It seems unlikely that ‘the intrinsic you’ could be equated with our everyday experience of our self. After all in Buddhism, the Second Noble Truth conceptualises the cause of suffering as being the belief in a solid, enduring ‘self’ or ‘soul’. Conradi describes this self: ‘This self (ego) spends much time trying to establish personal territory, a nest orcocoon, to defend. It generally imagines itself as vulnerable, rather than robust… It is subject to incessant hope and fear. It goes on interesting forays into the future. It builds itself up and its main activity is daydreaming’ (2004, pp.80-81).
That the notion of the ‘self’ in philosophy is a complex and contested idea is illustrated by a book, growing dusty on my shelf, called ‘Continental Philosophy since 1750: the rise and fall of the self’. The story begins with the miraculous discovery Jean-Jacques Rousseau made while walking in the forests of St Germain – the discovery that he had a ‘self’. It was ‘a true and absolute self that was not each person’s alone, but which was shared with all humanity’ (p1). The book then goes on to delineate a bewildering variety of ideas of the self including chapters on: Hegel and the Apotheosis of Self as Spirit; the Self turned Sour – Schopenhauer; The Attack on the Self – Nietzsche; and the final chapter – The End of the Self (in Structuralism and Postmodernism). Perhaps the idea of ‘naturalness’ can help us find a way through some of the complexity. When I think of nature or naturalness, the idea of the Dao is never far away, derived as it is from the observation of natural processes. A Malaysian tai chi teacher, who strives for faithfulness to Cheng Man-ching’s tai chi - Koh Ah-tee - reportedly maintains: ‘Correct Tai Chi Chuan is formless... All the movements we have in our Tai Chi Chuan styles were created by the old masters to reflect their ideas about the Dao. They are ideas and creations. They are not the Dao. The real Dao is formless... We must understand the way of the Dao and apply that to our bodies, speech, minds, functions and activities’ (John Chow 2005). Koh Ah-tee, in this passage, does not tell us how to come to an understanding of the way of the Dao. However, his devotion to the tai chi of Cheng Man-ching, suggests that this practice may be of help.
I’m assuming that the ‘intrinsic you’, the 70 percent of tai chi that is ‘naturalness’, is the deeper part of ourselves which is connected to everyone and everything, which accords with the Dao. The formless is approached through form. Is there a suggestion too, that on the tai chi path, the ‘intrinsic you’ is found more through the experience of the self moving through the form, or not resisting the push, than through ideas about what it might be? In discovering the ‘intrinsic you’ it is necessary to become less attached to the circumscribed self which constantly strives to defend itself. Hence Cheng Man-ching advises us to: ‘lose, lose, lose until you have nothing left to lose’.

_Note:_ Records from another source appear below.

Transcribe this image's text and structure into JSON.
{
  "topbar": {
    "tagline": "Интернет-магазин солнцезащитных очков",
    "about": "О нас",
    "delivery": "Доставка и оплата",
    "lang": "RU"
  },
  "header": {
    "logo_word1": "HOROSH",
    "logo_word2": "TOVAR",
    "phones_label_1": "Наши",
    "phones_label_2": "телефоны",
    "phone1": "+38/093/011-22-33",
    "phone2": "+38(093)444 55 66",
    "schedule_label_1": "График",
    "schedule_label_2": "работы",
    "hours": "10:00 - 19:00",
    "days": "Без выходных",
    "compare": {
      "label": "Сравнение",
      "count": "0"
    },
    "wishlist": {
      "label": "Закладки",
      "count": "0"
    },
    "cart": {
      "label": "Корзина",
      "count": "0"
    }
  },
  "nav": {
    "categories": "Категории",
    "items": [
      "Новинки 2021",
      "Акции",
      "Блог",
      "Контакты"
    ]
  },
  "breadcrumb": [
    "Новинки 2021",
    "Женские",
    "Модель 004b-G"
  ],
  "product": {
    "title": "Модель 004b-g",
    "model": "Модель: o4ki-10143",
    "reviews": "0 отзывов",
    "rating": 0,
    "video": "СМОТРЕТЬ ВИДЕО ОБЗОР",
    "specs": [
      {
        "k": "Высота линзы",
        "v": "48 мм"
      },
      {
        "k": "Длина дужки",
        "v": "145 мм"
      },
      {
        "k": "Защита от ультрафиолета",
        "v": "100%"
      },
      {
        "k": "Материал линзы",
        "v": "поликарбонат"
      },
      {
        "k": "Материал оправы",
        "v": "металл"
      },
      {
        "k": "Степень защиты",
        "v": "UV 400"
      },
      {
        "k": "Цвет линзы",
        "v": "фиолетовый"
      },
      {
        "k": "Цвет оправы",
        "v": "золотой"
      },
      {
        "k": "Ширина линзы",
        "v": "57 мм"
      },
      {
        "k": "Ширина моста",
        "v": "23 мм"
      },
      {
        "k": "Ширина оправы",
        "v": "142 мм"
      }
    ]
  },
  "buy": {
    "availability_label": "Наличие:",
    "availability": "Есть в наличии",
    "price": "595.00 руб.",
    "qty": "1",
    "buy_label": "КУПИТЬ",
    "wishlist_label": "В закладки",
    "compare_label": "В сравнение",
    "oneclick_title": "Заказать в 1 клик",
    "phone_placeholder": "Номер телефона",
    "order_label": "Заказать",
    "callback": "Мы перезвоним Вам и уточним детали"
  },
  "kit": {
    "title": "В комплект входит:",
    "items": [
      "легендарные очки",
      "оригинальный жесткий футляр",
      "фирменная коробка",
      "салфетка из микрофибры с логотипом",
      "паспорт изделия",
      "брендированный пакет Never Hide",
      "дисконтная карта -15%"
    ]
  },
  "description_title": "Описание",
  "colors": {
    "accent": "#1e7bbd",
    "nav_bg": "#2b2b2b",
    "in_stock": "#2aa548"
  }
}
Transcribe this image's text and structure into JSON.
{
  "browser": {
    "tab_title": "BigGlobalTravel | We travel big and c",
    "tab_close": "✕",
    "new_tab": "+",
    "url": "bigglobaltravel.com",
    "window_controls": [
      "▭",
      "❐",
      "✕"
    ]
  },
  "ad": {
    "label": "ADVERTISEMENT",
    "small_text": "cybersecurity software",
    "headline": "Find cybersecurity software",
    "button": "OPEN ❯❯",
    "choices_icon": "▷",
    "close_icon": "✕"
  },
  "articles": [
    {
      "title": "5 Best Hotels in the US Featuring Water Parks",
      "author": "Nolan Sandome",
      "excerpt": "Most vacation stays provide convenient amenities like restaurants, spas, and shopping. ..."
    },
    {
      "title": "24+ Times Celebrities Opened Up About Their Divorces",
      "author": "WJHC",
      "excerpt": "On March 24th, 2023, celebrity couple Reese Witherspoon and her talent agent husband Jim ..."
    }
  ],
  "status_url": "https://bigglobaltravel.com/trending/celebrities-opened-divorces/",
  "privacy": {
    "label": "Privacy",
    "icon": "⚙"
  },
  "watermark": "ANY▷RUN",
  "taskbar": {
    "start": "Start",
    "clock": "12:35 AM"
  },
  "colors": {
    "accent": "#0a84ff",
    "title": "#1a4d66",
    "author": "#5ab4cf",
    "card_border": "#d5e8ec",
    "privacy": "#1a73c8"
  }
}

References Chow, J (2005) 'Master Koh Ah Tee: a brief report by John Chow of his Tai Chi Chuan Institute on his Taipei trip', Internet document. Conradi, P. J. (2004) 'Going Buddhist: panic and emptiness, the Buddha and me', Short Books, London. Liu His-heng, Translated by Rick Halstead, 'The Concept of Central Equilibrium in T’ai-Chi Ch’uan'. Rycroft, C. (1979) 'A Critical Dictionary of Psychoanalysis', Penguin, England. Smith, R.W. (1995) 'Zheng Manqing and Taijiquan: a clarification of role', in Journal of Asian Martial Arts, Vol.4 no.1, pp.50-65. Solomon, R.C. (1988) 'Continental Philosophy since 1750: the rise and fall of the self', Oxford Univ Press, New York.